If you’re struggling with post-placement contact, please reach out to your adoption professional or an adoption counselor.

7 Birth Mothers to Follow on Social Media Today

When a pregnant woman considers adoption for her baby, she is faced with one of the most difficult decisions in her life. With so many emotions, questions and concerns, it’s important for her to have the proper resources — and that includes the perspectives of women who have been in her shoes.

Adoptive families and adoptees can also gain insight and empathy by learning the experiences, thoughts and emotions a pregnant woman goes through during her pregnancy, during the adoption process and after she places a child for adoption.

Thanks to the internet and social media, these stories, experiences and advice are easily found.

Not sure where to start? We’ve got you covered. Here, find a list of social media accounts run by influential birth mothers that you need to follow today.

  1. @muthonigaciku: Through her Instagram, Muthoni Gaciku shares intimate stories about her life and experiences after placing her child for adoption.
  2. @fromanothamotha: Kelsey Vander Vliet Ranyard uses her Instagram to share her perspective of being a birth mom and of life after adoption. Kelsey is also the founder of the Motha’s Day Project, an organization for embracing birth mothers and celebrating their motherhood each year.
  3. @bigtoughgirl: Ashley Mitchell shares her stories of being a birth mother in an open adoption. Her Instagram links to her website, where you can read more about the Lifetime Healing Foundation, an organization she founded that supports women healing from adoption-related grief and depression.
  4. @thegracebond: Leah Outten’s Instagram page tells her stories of being a birth mom and now a mother of five. She partners with Woven Together, which she co-founded as an educational resource for adoptive parents looking for information and advice.
  5. @dominique.rachelle: Check out the page of Dominique Rachelle, who is both an adoptee and a birth mother. Here, she provides stories from the two perspectives and discusses what it was like growing up and now growing older.
  6. @annaleece.fairbanks: Here, you will find stories about Annaleece Fairbanks’ pregnancy, adoption, difficulties of dating as a birth mom, and the impact being a birth mother had on her life post-adoption.
  7. @adrianccollins: Adrian Collins is a birth mother, adoptive mom and a mother of five. Her page links to her blog, where she details her journey from birth mother to adoptive mother.

These are just a few of the amazing birth mothers who have shared their adoption experiences with the world. The strength they have to not only selflessly place their babies for adoption but to also open up and share their stories is truly inspirational. Use their experiences to learn more about the adoption process and the emotions involved.

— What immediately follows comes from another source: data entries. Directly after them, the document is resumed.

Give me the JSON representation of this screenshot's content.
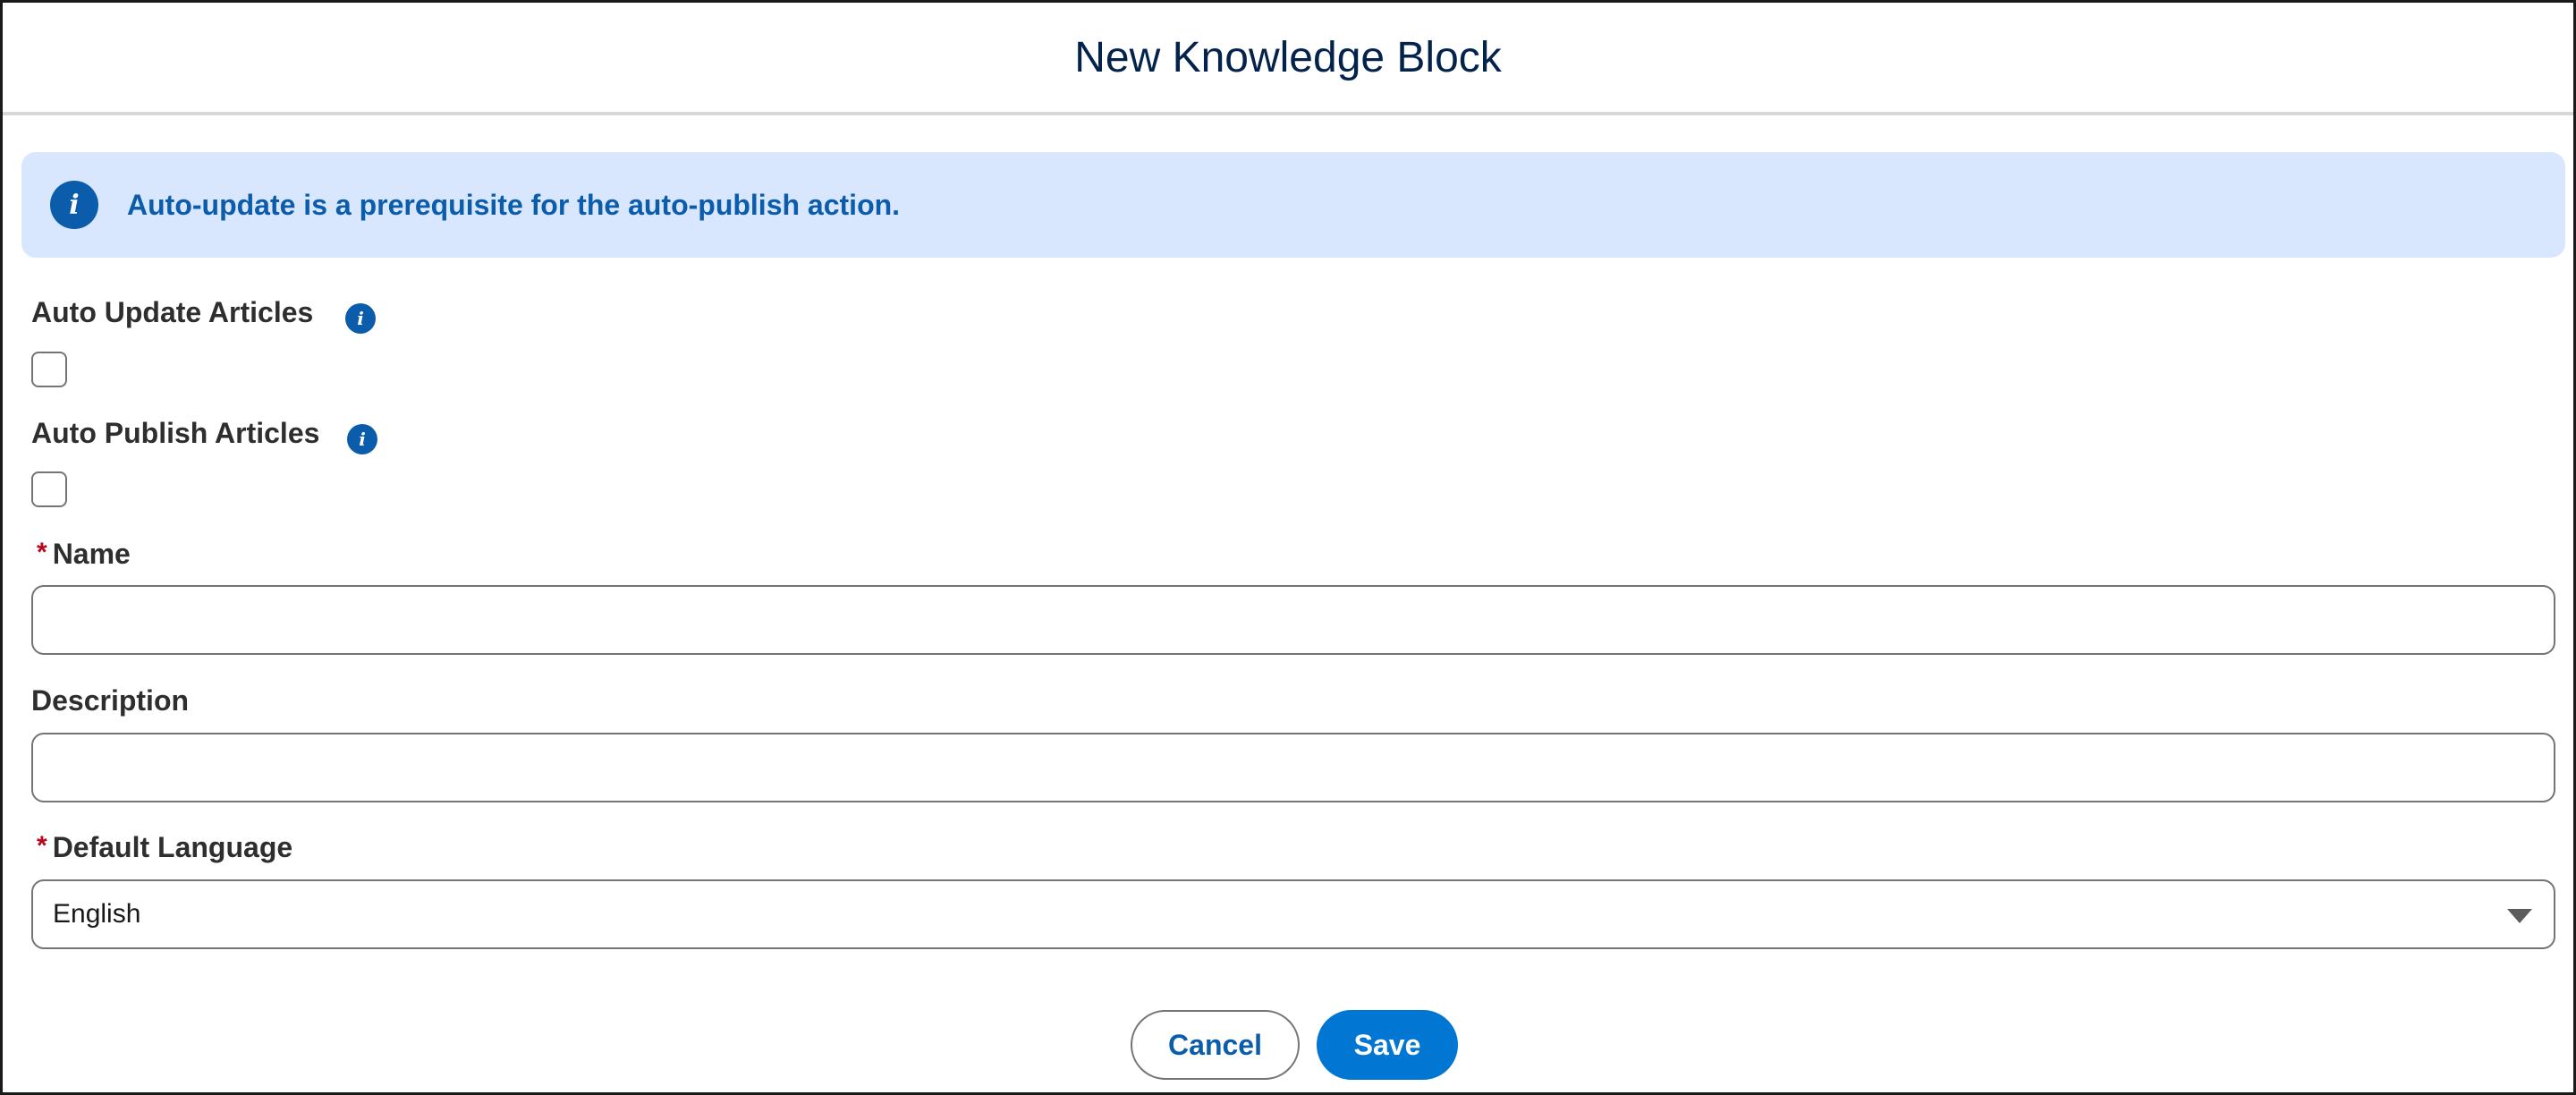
{
  "modal": {
    "title": "New Knowledge Block"
  },
  "alert": {
    "icon": "info-icon",
    "text": "Auto-update is a prerequisite for the auto-publish action."
  },
  "fields": {
    "auto_update": {
      "label": "Auto Update Articles",
      "checked": false,
      "help_icon": "info-icon"
    },
    "auto_publish": {
      "label": "Auto Publish Articles",
      "checked": false,
      "help_icon": "info-icon"
    },
    "name": {
      "required_marker": "*",
      "label": "Name",
      "value": ""
    },
    "description": {
      "label": "Description",
      "value": ""
    },
    "default_language": {
      "required_marker": "*",
      "label": "Default Language",
      "selected": "English"
    }
  },
  "footer": {
    "cancel_label": "Cancel",
    "save_label": "Save"
  },
  "colors": {
    "brand": "#0176d3",
    "info": "#0b5cab",
    "alert_bg": "#d8e6fe",
    "required": "#ba0517",
    "title": "#03234d"
  }
}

But don’t stop with this list — be sure to browse through as many social media accounts, blogs or Youtube videos as possible.

Have any other suggestions? Let us know in the comments!